Small Animal Channel explains that crabbing indicates fear and serves as a defense mechanism in sugar gliders. Fear-related behaviors can be minimized by removing stressful stimuli from the environment. If a sugar glider crabs when he sees the pet cat, keep the glider's cage where the cat cannot reach it.

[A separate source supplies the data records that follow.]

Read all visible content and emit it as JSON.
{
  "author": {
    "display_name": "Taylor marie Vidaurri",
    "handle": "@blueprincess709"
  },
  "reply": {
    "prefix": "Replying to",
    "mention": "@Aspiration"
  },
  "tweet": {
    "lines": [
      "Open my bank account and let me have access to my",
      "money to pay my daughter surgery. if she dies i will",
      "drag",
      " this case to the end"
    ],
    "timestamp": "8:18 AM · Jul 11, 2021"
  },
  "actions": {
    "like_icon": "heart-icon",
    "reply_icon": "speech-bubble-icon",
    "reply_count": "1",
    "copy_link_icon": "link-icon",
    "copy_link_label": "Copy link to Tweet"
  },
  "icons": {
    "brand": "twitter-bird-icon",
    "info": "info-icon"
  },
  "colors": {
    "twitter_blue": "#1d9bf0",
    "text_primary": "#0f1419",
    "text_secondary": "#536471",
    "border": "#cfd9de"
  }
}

In addition to crabbing, sugar gliders use a variety of body language cues to communicate stress. A stressed or fearful sugar glider may stand upright on its hind legs and open its mouth to appear larger and less like prey. Chronically stressed sugar gliders are often irritable, lose their appetite, self-mutilate and dislike handling, so it is important to keep gliders in a low-stress environment for their health.